The Liszt concerto was delightful. It developed gradually and continuously into a joyous ecstasy. Jean-Efflam Bavouzet’s playing was at the same time sensible and romantic, very emotional but never overly heavy nor so light as to float away, uncontrolled and lost. He can vary his tone nimbly within the space of a single bar without sounding abrupt. The lyrical passages were mellifluous and the fortississimo restrained and strong. His pedaling was sometimes a tad unorthodox and colorful, and very appealing, perhaps allowing a few more notes than the norm to ring in the piano, even drawing out some of the overtones. He always took the music seriously, not that it is light, but it is marginally kooky and there is always the risk of an ironic interpretation. Ms Doherty played her oboe sweetly and made a very nice match with Mr. Bavouzet’s style and she showed remarkable stamina to play so much music without showing any sign of fatigue.
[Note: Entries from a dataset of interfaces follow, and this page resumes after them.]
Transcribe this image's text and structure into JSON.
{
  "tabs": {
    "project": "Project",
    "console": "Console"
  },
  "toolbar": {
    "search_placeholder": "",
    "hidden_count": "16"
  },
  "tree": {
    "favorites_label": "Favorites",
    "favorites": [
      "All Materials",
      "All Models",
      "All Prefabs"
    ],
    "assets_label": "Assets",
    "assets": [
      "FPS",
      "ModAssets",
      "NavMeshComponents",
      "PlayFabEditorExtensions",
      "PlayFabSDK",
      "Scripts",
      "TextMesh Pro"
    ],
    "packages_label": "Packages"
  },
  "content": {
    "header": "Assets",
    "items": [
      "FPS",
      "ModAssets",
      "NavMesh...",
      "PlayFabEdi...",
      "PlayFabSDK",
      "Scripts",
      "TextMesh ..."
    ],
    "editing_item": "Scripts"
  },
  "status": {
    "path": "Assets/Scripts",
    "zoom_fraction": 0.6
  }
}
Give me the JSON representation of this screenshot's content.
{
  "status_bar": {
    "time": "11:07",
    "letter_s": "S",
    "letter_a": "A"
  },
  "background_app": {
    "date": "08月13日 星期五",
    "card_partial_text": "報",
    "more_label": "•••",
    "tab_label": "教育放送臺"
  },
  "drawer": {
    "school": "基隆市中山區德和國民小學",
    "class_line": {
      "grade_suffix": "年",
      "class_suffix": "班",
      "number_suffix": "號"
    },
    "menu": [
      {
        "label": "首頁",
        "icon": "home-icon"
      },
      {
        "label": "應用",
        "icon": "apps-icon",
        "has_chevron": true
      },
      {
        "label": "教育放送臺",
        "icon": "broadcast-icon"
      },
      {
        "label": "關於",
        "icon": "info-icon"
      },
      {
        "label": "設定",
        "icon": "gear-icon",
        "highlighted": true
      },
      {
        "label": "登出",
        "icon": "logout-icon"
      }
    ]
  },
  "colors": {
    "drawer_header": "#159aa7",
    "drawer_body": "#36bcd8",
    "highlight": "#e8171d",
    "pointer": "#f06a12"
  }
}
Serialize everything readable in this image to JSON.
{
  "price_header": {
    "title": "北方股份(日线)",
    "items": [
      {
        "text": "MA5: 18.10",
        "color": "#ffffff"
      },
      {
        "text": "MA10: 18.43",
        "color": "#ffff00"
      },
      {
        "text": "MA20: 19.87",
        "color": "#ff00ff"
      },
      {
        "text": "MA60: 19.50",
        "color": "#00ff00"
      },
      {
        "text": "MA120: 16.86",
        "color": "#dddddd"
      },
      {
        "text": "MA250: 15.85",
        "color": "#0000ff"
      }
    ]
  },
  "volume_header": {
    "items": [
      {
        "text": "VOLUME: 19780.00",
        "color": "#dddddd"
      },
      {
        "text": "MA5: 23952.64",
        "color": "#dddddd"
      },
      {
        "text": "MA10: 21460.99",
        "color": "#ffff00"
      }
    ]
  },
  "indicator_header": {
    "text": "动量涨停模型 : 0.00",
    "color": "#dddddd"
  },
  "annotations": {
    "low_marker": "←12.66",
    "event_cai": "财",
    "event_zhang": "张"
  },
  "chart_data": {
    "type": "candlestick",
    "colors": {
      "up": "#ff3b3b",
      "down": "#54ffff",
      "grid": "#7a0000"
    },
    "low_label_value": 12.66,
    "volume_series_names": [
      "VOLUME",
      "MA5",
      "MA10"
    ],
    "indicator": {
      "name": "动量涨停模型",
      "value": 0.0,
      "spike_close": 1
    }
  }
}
Indeed it was lovely of him to give her his bouquet at the end of Sunday’s concert.